Acute myeloid leukemia (AML) is a clonal hematopoietic disorder characterized by an accumulation of immature leukemic cells. The incidence of AML sharply increases with age. However outcomes for AML in the elderly are dismal with low response rates and high rates of relapse. Primitive AML leukemia stem cells (LSC) are resistant to conventional therapy, and potentially contribute to propensity to relapse. Therefore, new strategies to enhance targeting of AML LSCs and are required to improve outcomes. AML cells demonstrate several epigenetic alterations including enhanced promoter hypermethylation that may contribute to altered growth and self-renewal of LSC. The DNA methyltransferase (DNMT) inhibitor decitabine (DAC) has shown activity against AML LSC in preclinical studies. In clinical studies DAC is well tolerated as monotherapy and induces responses in approximately 20% of AML patients who are not candidates for conventional chemotherapy. Therefore there is considerable interest in developing combinations of DAC with other therapies for elderly patients with AML. We have previously shown that LSC from AML patients with poor risk cytogenetics demonstrate increased JAK2 tyrosine kinase activity and enhanced sensitivity to JAK2 inhibition.
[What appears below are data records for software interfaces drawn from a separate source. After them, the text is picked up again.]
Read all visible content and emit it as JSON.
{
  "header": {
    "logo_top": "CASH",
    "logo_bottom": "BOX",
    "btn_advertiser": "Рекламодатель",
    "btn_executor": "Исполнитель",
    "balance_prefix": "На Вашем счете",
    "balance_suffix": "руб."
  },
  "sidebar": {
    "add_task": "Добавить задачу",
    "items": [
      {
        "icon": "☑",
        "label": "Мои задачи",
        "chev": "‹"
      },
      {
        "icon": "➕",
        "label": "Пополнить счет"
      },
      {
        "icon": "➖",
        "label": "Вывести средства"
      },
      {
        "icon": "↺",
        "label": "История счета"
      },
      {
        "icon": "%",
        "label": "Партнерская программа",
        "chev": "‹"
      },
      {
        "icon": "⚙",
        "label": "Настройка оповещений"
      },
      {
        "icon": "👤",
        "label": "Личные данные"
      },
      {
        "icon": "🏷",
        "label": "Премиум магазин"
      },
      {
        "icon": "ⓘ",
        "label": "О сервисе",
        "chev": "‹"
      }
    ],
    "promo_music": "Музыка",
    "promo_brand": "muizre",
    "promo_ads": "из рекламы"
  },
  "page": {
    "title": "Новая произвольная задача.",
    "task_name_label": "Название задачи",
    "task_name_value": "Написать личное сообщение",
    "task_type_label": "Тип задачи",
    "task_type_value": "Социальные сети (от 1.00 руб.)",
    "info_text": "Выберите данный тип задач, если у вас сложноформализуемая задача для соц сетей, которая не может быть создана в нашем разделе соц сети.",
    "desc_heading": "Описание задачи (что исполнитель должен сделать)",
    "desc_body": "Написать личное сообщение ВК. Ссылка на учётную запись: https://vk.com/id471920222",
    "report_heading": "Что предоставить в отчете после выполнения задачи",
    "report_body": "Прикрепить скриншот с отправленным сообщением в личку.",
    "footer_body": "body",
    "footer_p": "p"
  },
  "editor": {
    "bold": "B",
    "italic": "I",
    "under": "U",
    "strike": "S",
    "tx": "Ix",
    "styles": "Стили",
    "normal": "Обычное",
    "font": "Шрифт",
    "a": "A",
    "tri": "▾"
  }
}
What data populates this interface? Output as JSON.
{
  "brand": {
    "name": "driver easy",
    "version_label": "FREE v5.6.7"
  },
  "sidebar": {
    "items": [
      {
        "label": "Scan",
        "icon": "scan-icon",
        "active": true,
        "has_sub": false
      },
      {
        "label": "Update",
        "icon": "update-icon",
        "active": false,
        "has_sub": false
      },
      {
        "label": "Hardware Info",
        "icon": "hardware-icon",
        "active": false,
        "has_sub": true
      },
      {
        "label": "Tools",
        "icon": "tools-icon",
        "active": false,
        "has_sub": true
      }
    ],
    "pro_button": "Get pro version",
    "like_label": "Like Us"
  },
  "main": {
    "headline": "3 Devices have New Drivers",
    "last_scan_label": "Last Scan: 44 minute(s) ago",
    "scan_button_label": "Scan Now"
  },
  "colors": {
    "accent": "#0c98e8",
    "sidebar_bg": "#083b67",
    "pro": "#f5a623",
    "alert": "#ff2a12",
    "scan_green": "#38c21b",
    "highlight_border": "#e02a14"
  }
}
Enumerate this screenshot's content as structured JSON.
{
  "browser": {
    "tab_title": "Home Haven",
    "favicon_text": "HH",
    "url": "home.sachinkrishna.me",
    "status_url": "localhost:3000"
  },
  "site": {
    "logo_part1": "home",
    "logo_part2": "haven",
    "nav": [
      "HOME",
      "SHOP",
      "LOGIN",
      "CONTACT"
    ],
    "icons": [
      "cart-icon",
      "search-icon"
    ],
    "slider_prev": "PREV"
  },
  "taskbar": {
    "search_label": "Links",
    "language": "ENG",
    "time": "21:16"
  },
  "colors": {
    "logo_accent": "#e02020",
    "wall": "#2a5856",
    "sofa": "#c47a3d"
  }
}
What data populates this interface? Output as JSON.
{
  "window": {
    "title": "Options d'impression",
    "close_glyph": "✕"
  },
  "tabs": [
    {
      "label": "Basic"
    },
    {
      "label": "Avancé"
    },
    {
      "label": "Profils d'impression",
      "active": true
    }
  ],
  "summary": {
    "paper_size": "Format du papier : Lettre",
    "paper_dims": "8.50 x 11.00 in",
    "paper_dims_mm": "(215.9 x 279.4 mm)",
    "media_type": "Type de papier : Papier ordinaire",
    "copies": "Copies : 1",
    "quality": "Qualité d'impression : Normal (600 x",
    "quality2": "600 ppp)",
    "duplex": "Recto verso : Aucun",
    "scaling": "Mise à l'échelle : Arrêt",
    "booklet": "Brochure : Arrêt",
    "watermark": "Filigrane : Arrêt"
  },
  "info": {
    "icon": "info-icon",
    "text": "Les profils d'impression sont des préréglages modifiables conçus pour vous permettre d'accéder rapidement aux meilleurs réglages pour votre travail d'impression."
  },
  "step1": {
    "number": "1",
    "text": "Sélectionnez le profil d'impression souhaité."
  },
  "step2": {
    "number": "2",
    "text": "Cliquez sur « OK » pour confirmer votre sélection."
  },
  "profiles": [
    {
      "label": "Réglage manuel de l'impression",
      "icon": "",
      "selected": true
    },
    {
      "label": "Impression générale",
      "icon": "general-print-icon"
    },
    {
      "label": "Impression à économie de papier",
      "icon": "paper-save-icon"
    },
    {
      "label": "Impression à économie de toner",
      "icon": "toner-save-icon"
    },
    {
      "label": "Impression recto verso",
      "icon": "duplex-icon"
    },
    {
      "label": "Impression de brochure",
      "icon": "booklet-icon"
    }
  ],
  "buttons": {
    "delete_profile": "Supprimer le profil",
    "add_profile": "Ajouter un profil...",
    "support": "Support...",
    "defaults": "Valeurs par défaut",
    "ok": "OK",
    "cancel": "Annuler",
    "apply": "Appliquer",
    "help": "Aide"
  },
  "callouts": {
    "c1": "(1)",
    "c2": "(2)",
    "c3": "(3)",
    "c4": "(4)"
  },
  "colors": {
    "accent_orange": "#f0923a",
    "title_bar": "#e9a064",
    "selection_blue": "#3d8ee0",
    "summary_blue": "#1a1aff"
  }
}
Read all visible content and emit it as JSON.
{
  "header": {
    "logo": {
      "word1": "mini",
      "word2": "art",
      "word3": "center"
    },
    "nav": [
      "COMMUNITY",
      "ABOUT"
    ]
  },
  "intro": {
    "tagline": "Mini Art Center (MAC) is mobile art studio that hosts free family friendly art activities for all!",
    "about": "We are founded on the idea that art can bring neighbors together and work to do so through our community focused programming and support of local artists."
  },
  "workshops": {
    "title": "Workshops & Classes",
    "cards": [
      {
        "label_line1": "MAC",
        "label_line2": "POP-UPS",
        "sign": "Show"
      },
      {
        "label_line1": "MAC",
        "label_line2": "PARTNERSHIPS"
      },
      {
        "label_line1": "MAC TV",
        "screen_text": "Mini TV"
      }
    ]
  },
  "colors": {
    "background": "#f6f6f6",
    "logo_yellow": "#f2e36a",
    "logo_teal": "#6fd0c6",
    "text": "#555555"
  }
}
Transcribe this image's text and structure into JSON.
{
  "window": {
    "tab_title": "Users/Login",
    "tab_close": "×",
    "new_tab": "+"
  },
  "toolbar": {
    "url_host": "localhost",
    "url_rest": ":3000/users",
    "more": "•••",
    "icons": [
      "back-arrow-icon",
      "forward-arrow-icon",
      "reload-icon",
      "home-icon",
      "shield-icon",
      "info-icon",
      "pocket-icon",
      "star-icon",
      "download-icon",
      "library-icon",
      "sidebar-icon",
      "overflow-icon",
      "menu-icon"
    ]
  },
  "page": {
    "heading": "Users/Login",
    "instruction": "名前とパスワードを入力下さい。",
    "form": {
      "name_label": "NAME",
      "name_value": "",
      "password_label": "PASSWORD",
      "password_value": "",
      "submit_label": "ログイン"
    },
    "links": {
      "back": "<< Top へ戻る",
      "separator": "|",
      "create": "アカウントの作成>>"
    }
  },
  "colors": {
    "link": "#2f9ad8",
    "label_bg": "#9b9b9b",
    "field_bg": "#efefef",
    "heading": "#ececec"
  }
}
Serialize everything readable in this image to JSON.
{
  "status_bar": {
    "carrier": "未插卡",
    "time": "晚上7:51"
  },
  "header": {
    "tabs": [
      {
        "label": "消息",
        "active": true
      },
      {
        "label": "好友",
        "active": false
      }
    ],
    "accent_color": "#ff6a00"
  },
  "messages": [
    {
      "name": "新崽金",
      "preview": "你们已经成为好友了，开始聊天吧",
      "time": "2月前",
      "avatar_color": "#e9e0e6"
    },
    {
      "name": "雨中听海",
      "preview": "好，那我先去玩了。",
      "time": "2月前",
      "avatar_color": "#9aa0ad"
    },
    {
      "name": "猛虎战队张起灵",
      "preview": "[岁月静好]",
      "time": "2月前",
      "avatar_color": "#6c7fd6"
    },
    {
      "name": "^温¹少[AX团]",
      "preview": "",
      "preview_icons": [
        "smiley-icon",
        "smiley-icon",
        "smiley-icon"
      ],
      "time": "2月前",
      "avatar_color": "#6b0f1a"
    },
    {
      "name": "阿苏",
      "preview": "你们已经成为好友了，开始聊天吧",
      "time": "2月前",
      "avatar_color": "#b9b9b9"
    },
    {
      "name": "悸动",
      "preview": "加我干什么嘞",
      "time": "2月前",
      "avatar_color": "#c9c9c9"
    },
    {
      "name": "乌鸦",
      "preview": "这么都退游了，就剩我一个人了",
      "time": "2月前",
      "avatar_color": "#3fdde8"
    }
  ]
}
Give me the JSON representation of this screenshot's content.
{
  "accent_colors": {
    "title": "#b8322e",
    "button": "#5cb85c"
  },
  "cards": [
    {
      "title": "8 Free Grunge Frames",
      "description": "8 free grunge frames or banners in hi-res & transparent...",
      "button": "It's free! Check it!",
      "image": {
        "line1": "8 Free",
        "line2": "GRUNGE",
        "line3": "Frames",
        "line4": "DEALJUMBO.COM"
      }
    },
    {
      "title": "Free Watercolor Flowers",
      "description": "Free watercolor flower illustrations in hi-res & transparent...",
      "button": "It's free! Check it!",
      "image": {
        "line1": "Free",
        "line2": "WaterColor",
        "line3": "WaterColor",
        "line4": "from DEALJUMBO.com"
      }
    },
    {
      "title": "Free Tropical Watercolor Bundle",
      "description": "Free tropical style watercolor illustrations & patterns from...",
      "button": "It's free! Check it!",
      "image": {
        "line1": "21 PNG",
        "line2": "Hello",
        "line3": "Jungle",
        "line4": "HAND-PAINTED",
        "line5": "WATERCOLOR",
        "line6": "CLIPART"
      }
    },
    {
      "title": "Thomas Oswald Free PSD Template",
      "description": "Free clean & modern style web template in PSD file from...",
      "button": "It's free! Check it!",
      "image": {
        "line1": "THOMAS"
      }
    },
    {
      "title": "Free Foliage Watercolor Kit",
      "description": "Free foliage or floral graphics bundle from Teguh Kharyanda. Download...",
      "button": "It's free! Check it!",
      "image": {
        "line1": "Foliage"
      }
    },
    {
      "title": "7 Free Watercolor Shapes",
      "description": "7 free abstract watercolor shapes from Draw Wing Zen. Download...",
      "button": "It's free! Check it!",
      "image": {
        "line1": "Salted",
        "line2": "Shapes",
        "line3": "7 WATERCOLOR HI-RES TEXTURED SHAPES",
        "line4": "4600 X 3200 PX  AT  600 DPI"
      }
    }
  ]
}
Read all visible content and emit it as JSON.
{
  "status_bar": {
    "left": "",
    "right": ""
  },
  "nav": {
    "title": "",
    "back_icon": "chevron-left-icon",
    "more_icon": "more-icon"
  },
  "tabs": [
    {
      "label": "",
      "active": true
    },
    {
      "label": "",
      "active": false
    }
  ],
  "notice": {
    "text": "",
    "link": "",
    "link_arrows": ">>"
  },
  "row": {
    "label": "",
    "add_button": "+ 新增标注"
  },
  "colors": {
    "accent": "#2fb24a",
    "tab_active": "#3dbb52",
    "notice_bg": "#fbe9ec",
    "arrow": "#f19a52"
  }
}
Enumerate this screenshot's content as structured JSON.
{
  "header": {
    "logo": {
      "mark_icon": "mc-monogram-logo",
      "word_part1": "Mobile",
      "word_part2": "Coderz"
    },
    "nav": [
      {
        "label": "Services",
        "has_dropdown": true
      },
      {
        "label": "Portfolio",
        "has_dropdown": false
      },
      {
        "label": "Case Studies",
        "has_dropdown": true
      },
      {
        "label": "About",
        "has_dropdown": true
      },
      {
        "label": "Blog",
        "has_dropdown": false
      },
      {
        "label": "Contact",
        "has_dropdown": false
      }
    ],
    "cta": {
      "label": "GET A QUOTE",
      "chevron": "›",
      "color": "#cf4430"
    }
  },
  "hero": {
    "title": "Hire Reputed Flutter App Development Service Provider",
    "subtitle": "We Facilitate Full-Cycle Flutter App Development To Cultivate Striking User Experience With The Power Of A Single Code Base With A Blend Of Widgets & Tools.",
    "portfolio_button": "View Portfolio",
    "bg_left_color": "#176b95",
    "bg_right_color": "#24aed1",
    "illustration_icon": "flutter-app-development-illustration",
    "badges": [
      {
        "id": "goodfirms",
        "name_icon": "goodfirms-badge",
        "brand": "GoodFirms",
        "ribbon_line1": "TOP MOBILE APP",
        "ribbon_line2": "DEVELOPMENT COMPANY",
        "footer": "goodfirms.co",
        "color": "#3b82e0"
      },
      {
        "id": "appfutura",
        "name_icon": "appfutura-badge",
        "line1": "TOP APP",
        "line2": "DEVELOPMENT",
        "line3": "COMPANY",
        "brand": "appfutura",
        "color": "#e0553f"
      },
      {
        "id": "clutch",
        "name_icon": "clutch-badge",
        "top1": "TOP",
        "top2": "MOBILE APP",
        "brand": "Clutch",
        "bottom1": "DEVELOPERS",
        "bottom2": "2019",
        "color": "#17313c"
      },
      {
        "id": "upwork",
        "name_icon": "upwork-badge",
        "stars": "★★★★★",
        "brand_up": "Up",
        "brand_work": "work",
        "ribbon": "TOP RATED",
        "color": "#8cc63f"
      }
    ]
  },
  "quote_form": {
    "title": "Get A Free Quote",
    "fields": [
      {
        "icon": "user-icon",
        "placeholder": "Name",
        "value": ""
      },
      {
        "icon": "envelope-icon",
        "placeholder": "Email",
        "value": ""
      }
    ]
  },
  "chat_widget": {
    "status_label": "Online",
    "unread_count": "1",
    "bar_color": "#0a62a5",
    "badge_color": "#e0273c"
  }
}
Since cross regulation between JAK/STAT and DNMT pathways has been reported, we evaluated the activity of the combination of DAC with the JAK2 tyrosine kinase inhibitor (TKI) Ruxolitinib (RUX) on CD34+ cells from elderly AML patients (>60 years). Exposure to low dose DAC (10 to 200nM) for 72 hours significantly inhibited the growth of primary AML CD34+ cells in a CellTitre Glo assay in a dose dependent manner (n=12, DAC 10nM 88±9% of control, 50nM 77±9%, 100nM 64±11% and 200nM 56±15%). DAC did not induce significant apoptosis in AML CD34+ cells (n=10, control, 22±5% of Annexin V positive cells vs 24±7% for the samples treated with 200nM of DAC) but dramatically and significantly reduced AML CD34+ cell growth in CFC assays (33±3%, 57±14%, 75±3% and 86±7% inhibition with 10, 50, 100 and 200nM of DAC respectively). The combination of RUX (100nM) and DAC (10 and 50nM) significantly enhanced inhibition of AML CD34+ cell growth compared to RUX or DAC alone (DAC 10nM 87±10% of control for, RUX 62±20%, DAC10+RUX 46±20%, DAC50nM 75±10%, and DAC50+RUX 43±20%, n=7, p<0.009). Combination of RUX (100nM) with 10 and 50nM DAC did not significantly enhance apoptosis in AML (n=10) or normal stem/progenitor cells (n=8, Ctrl 20.6±5%, DAC10nM 21.6±5%, RUX100nM 31.5±5%, DAC10-RUX 32.1±5%, DAC50nM 22.6±5% and DAC50-RUX 32.4±8%), but resulted in significantly enhanced inhibition of AML CD34+ CFC compared to RUX or DAC alone (n=4, CFC inhibition with DAC10 34±4%, RUX 46±15%, DAC10+RUX 68±17%, DAC50 56±15%, and DAC50+RUX 77±7%, p<0.004), but did not enhance inhibition of CB CFU-GM (n=4, CFC inhibition with DAC10 0±12%, RUX 24.3±16%, DAC10+RUX 4±9%, DAC50 9±16%, and DAC50+RUX 25±11%). These results indicate that combined targeting of both JAK/STAT and DNMT pathways can selectively inhibit the growth capacity of AML compared with normal stem/progenitor cells. We performed Western blotting on AML CD34+ cells (n=5) treated for 3 days with RUX 100nM, DAC 50nM or the combination of RUX and DAC to evaluate expression of DNMT1, DNMT3a, DNMT3b, phosphorylated STAT3 (Y705) and STAT5 (Y694) and SOCS3. Compared to the individual drugs, the combination resulted in greater reduction of p-STAT3 in 4 out 5 AML patient samples that was associated with increase in SOCS3 in 2 samples, suggesting a crosstalk between the JAK/STAT and DNMT pathways. Interestingly we did not observe enhanced inhibition of p-STAT5 with the combination. Two of five AML samples displayed decrease of DNMT1 expression and 3 of 5 samples decreased DNMT3a and DNMT3b expression upon treatment with the combination. In conclusion, our studies suggest that there may be a crosstalk between the JAK/STAT/SOCS3 signalling and DNA methylation mechanisms in CD34+ cells from elderly AML patients, and indicate that JAK2 TKI in combination with low doses of DAC selectively and significantly enhance inhibition of stem/progenitor cells from elderly AML patients compared to DNMT inhibitors alone. These results support further evaluation of this novel combination for the treatment of AML in the elderly.


No relevant conflicts of interest to declare.

Author notes


Asterisk with author names denotes non-ASH members.